By David Barnier
QUESTION: Can or should you file for a mechanic's lien extension?
You've been timely in serving your
20-day preliminary notice. You've completed your work, and you've
recorded your mechanic's lien against the property that you worked on
for the amount not yet paid to you.
Now what happens with your lien? Does it just sit there on title to the property until you are paid? What is the lien doing for you? What is it doing to the property owner?
A mechanic's lien is nothing by itself except notice to anyone who is interested that you may pursue a lawsuit to enforce (or to “perfect” or to “foreclose upon”) the lien against the property. When you record a lien, the county recorder's office will thereafter show that your lien is recorded against the property.
This provides notice to anyone who might buy or take a security interest in the subject property that your lien lawsuit may be coming down the road. If your lien lawsuit is successful, you will have priority on title over any future sale or security interest and you may be able to foreclose against the property and to be paid from the sale proceeds.
For this reason, a bank or a potential buyer will likely refuse to mortgage or to purchase the property. Even if you have not yet pursued the lawsuit and might never do so, the potential lawsuit and right to foreclose is concern enough. This is what the lien is doing for you even if you have not yet filed a lawsuit to foreclose on the lien.
Your lien foreclosure lawsuit must be filed with the court within 90 days of the date of the lien, otherwise the lien becomes invalid.

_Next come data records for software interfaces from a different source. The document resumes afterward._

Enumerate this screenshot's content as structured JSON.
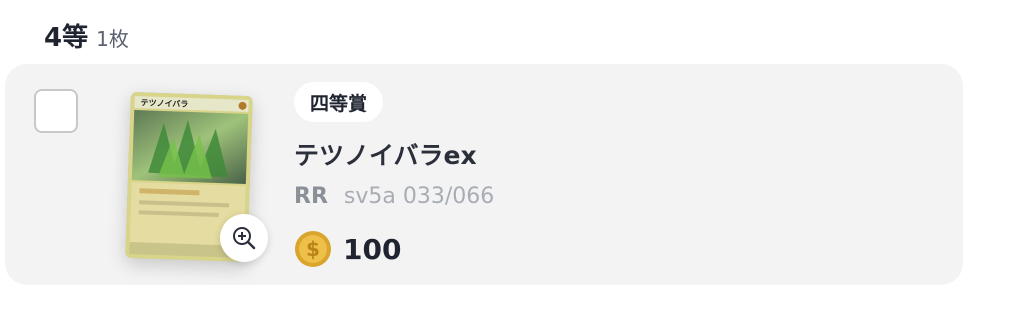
{
  "header": {
    "rank": "4等",
    "count": "1枚"
  },
  "item": {
    "badge": "四等賞",
    "name": "テツノイバラex",
    "rarity": "RR",
    "set_code": "sv5a 033/066",
    "price": "100",
    "card_title_on_image": "テツノイバラ",
    "checkbox_checked": false
  },
  "icons": {
    "zoom": "zoom-in-icon",
    "coin": "coin-icon"
  },
  "colors": {
    "row_bg": "#f3f3f3",
    "coin": "#e0b033",
    "text": "#1f2430"
  }
}
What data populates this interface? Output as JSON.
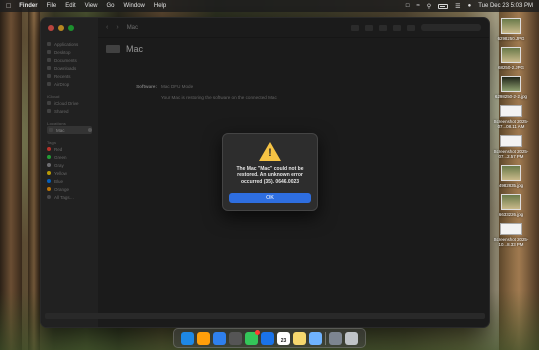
{
  "menubar": {
    "apple_icon": "apple-logo",
    "app_name": "Finder",
    "menus": [
      "File",
      "Edit",
      "View",
      "Go",
      "Window",
      "Help"
    ],
    "datetime": "Tue Dec 23  5:03 PM"
  },
  "finder": {
    "toolbar_title": "Mac",
    "device_name": "Mac",
    "sidebar": {
      "favorites": [
        "Applications",
        "Desktop",
        "Documents",
        "Downloads",
        "Recents",
        "AirDrop"
      ],
      "icloud_header": "iCloud",
      "icloud": [
        "iCloud Drive",
        "Shared"
      ],
      "locations_header": "Locations",
      "locations_selected": "Mac",
      "tags_header": "Tags",
      "tags": [
        {
          "label": "Red",
          "color": "#ff453a"
        },
        {
          "label": "Green",
          "color": "#32d74b"
        },
        {
          "label": "Gray",
          "color": "#98989d"
        },
        {
          "label": "Yellow",
          "color": "#ffd60a"
        },
        {
          "label": "Blue",
          "color": "#0a84ff"
        },
        {
          "label": "Orange",
          "color": "#ff9f0a"
        },
        {
          "label": "All Tags…",
          "color": "#636366"
        }
      ]
    },
    "info": {
      "software_label": "Software:",
      "software_value": "Mac DFU Mode",
      "status": "Your Mac is restoring the software on the connected Mac"
    }
  },
  "alert": {
    "icon": "warning-icon",
    "message": "The Mac \"Mac\" could not be restored. An unknown error occurred (35). 0646.0023",
    "ok_label": "OK",
    "accent": "#2e6ee0"
  },
  "desktop_files": [
    {
      "label": "6298250.JPG",
      "kind": "photo"
    },
    {
      "label": "68250-2.JPG",
      "kind": "photo"
    },
    {
      "label": "6298250-2-2.jpg",
      "kind": "photo"
    },
    {
      "label": "Screenshot 2025-07...08.11 AM",
      "kind": "screenshot"
    },
    {
      "label": "Screenshot 2025-07...2.57 PM",
      "kind": "screenshot"
    },
    {
      "label": "4982835.jpg",
      "kind": "photo"
    },
    {
      "label": "6633226.jpg",
      "kind": "photo"
    },
    {
      "label": "Screenshot 2025-10...8.33 PM",
      "kind": "screenshot"
    }
  ],
  "dock": {
    "apps": [
      {
        "name": "finder",
        "color": "#1e88e5"
      },
      {
        "name": "launchpad",
        "color": "#ff9f0a"
      },
      {
        "name": "safari",
        "color": "#2f80ed"
      },
      {
        "name": "calculator",
        "color": "#555555"
      },
      {
        "name": "messages",
        "color": "#34c759",
        "badge": true
      },
      {
        "name": "mail",
        "color": "#1a73e8"
      },
      {
        "name": "calendar",
        "color": "#ffffff",
        "day": "23"
      },
      {
        "name": "notes",
        "color": "#f5d76e"
      },
      {
        "name": "preview",
        "color": "#6fb3ff"
      }
    ],
    "trailing": [
      {
        "name": "downloads-folder",
        "color": "#7d8590"
      },
      {
        "name": "trash",
        "color": "#bfc3c7"
      }
    ]
  }
}
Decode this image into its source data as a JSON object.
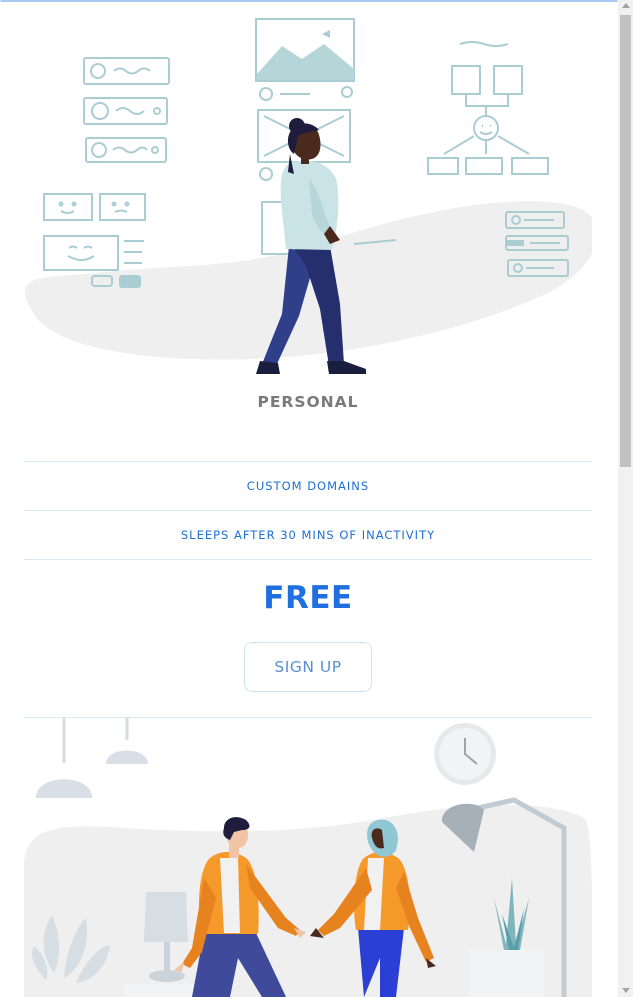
{
  "plan": {
    "name": "PERSONAL",
    "features": [
      "CUSTOM DOMAINS",
      "SLEEPS AFTER 30 MINS OF INACTIVITY"
    ],
    "price": "FREE",
    "cta_label": "SIGN UP"
  },
  "colors": {
    "accent": "#1f6fe0",
    "feature_text": "#1e6fd4",
    "plan_name": "#7a7a7a",
    "border": "#d9e9f7"
  },
  "illustrations": {
    "top": "woman-walking-with-wireframes",
    "bottom": "two-people-meeting-in-room"
  }
}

But what if 80 days go by, you still haven't been paid, and the attorney you've spoken to says that he requires a security deposit of thousands of dollars if you want him to file a lawsuit on your behalf before the 90-day deadline? Do you have to either commit to the expense of the lien lawsuit or lose the lien?

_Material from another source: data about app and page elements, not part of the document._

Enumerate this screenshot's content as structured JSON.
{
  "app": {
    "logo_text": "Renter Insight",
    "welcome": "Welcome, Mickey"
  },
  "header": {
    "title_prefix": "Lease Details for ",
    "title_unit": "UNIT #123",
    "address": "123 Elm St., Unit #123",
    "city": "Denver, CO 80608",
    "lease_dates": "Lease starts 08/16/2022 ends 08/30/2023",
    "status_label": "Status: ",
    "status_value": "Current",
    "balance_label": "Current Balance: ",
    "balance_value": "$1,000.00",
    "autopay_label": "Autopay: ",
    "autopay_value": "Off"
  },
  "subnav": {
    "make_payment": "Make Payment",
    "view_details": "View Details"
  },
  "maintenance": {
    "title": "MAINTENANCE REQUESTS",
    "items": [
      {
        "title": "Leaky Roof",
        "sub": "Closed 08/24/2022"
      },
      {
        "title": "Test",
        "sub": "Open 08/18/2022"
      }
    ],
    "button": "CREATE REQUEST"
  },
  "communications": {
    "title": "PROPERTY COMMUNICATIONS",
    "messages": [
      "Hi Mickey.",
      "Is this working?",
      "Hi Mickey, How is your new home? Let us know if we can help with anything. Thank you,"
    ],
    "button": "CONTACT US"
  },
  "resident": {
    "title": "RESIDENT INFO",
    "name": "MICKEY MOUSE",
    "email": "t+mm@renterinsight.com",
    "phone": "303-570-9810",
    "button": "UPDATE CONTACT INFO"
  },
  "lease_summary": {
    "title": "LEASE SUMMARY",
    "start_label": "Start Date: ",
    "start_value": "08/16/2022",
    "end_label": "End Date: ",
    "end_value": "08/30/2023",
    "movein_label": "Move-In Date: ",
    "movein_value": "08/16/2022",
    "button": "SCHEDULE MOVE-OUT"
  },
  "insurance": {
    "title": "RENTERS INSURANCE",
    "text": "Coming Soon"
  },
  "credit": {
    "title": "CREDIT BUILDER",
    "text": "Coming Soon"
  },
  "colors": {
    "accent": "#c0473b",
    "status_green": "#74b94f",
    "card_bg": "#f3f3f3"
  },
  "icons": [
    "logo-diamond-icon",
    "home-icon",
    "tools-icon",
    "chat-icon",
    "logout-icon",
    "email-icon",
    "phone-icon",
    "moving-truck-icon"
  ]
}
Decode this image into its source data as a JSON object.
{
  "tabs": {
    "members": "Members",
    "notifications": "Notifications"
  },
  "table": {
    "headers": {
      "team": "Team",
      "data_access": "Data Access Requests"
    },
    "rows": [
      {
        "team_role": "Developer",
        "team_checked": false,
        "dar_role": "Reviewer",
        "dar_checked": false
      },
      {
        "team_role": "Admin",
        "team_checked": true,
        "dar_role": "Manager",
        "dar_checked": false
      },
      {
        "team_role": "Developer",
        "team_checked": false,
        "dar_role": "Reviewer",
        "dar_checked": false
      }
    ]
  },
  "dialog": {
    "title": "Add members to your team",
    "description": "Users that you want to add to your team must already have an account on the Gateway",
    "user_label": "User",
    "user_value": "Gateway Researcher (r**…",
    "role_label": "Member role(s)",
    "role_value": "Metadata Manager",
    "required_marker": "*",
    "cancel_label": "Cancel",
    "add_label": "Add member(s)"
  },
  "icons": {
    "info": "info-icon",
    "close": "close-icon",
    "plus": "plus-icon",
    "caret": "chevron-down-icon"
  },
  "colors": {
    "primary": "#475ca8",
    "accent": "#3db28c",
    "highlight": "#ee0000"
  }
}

What if the owner offers to agree in writing to extend the lien lawsuit deadline?
Let's first discuss the ramifications of an extension by the owner to the lien lawsuit deadline. Civil Code section 8460 allows a lien claimant to extend the lien lawsuit deadline if the owner of the property signs an agreement extending the lien lawsuit deadline and such agreement is recorded before the 90-day deadline to file the lien lawsuit has passed.
There are restrictions to the extent of any extension but an
extension is possible if the owner signs an extension agreement
(often called a "tolling agreement" and referred to as a
"credit" in section 8460). However, what can a lien
claimant do if the owner will not agree to extend the deadline?
There are two deadlines related to mechanic's liens: the recording deadline and the lawsuit deadline. The lawsuit deadline for any lien is 90 days after the lien is recorded. The recording deadline is determined by the date of completion of the work of improvement and will never be earlier than 30 days after such completion.
If a lien is recorded after the claimant has finished its work but long before completion of the entire work of improvement, it is perfectly legal for the claimant to release that lien and to record a new lien. The underlying right to record a lien is not lost when 90 days pass after the lien recording date.
Only the rights related to
that lien are waived. Lien rights can be waived only via one of four
specific written waiver forms that are set forth in Civil Code
sections 8132, 8134, 8136, and 8138. If no such form is signed by the
claimant, then no lien rights are waived.
A lien claimant is entitled to give up rights related to one lien and to pursue a new lien by recording a new lien.
So long as lien rights have
not been waived via any of those forms (required by sections 8132,
8134, 8136, and/or 8138) and the new lien is timely recorded, a new
lien will be valid. There is no limit to the number of liens that
might be recorded. The only limit comes from the time deadline to
record a lien, which arises shortly after the completion of the work
The strategy of releasing one lien and recording a new lien is especially useful for a contractor that does not want to commit to a lawsuit.
The reality is that even if invoices are not timely paid, payment might eventually come voluntarily. If payment is likely to come, investing the costs of a lawsuit might not be the best decision, if lien rights may be preserved via a new lien that will extend the claimants deadline to decide whether to file a lawsuit.
The leverage of a lien can be maintained for 90 more days with the only cost being the cost of releasing the prior lien (which must be done —- two liens should never be on title simultaneously) and recording the new lien.
As always, it is important to understand that individual circumstances should be analyzed on a case-by-case basis. While the general rules and strategies described above are useful to educate a contractor with a soon-to-expire lien of the potential to record a new lien, these rules and strategies should not be relied upon in any situation without specific guidance from an attorney with experience in this area.
This article was written by
David J. Barnier.